_What to produce_
Reproduce every line below exactly as written; do not include the images.

_Data excerpts_
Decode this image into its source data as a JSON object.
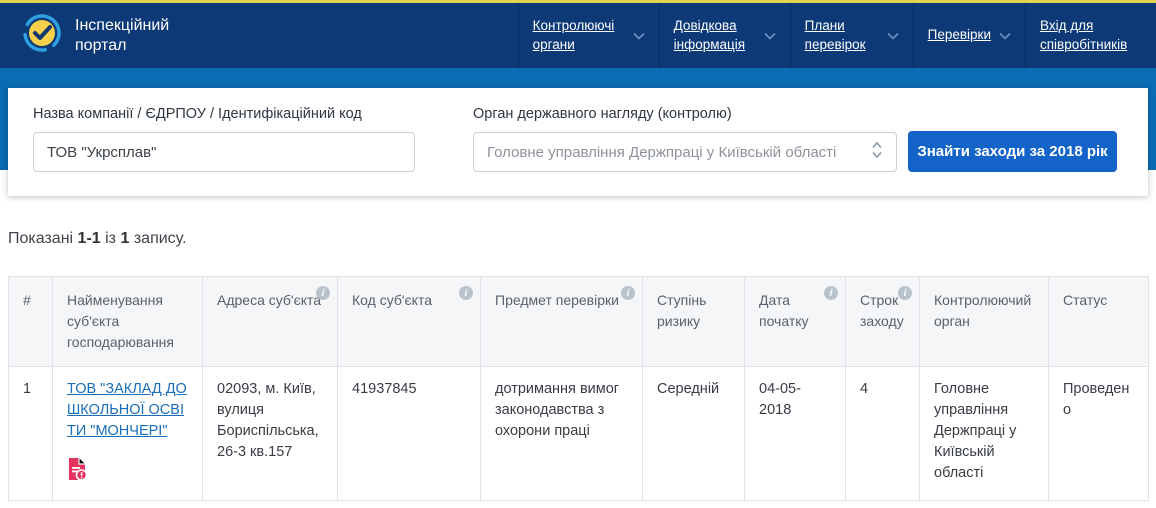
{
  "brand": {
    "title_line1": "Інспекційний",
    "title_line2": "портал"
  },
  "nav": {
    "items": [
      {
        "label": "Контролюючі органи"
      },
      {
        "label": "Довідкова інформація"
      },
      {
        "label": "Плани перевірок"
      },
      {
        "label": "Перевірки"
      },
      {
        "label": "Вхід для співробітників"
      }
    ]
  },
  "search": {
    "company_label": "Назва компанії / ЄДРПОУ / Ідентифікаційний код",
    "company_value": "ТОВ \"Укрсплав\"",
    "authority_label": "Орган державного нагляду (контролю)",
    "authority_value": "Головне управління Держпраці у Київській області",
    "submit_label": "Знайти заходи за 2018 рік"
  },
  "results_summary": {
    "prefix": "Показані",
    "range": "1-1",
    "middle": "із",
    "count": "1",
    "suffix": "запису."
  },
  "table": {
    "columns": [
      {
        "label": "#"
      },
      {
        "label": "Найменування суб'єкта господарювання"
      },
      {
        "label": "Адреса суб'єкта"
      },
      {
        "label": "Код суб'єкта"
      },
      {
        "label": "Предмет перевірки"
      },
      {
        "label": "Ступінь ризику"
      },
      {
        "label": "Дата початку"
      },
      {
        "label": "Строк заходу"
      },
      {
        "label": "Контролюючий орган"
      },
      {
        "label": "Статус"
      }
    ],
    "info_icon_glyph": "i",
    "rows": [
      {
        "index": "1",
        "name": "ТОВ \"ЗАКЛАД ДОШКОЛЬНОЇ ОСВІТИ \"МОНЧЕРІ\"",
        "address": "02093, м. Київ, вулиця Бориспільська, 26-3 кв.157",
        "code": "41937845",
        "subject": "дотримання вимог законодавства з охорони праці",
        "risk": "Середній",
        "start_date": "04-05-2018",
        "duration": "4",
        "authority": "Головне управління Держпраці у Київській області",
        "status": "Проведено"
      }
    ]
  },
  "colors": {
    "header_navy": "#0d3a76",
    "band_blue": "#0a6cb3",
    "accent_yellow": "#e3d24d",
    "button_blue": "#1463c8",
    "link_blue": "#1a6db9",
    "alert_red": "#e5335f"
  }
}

_Written response_
Decode this image into its source data as a JSON object.
{
  "brand": {
    "title_line1": "Інспекційний",
    "title_line2": "портал"
  },
  "nav": {
    "items": [
      {
        "label": "Контролюючі органи"
      },
      {
        "label": "Довідкова інформація"
      },
      {
        "label": "Плани перевірок"
      },
      {
        "label": "Перевірки"
      },
      {
        "label": "Вхід для співробітників"
      }
    ]
  },
  "search": {
    "company_label": "Назва компанії / ЄДРПОУ / Ідентифікаційний код",
    "company_value": "ТОВ \"Укрсплав\"",
    "authority_label": "Орган державного нагляду (контролю)",
    "authority_value": "Головне управління Держпраці у Київській області",
    "submit_label": "Знайти заходи за 2018 рік"
  },
  "results_summary": {
    "prefix": "Показані",
    "range": "1-1",
    "middle": "із",
    "count": "1",
    "suffix": "запису."
  },
  "table": {
    "columns": [
      {
        "label": "#"
      },
      {
        "label": "Найменування суб'єкта господарювання"
      },
      {
        "label": "Адреса суб'єкта"
      },
      {
        "label": "Код суб'єкта"
      },
      {
        "label": "Предмет перевірки"
      },
      {
        "label": "Ступінь ризику"
      },
      {
        "label": "Дата початку"
      },
      {
        "label": "Строк заходу"
      },
      {
        "label": "Контролюючий орган"
      },
      {
        "label": "Статус"
      }
    ],
    "info_icon_glyph": "i",
    "rows": [
      {
        "index": "1",
        "name": "ТОВ \"ЗАКЛАД ДОШКОЛЬНОЇ ОСВІТИ \"МОНЧЕРІ\"",
        "address": "02093, м. Київ, вулиця Бориспільська, 26-3 кв.157",
        "code": "41937845",
        "subject": "дотримання вимог законодавства з охорони праці",
        "risk": "Середній",
        "start_date": "04-05-2018",
        "duration": "4",
        "authority": "Головне управління Держпраці у Київській області",
        "status": "Проведено"
      }
    ]
  },
  "colors": {
    "header_navy": "#0d3a76",
    "band_blue": "#0a6cb3",
    "accent_yellow": "#e3d24d",
    "button_blue": "#1463c8",
    "link_blue": "#1a6db9",
    "alert_red": "#e5335f"
  }
}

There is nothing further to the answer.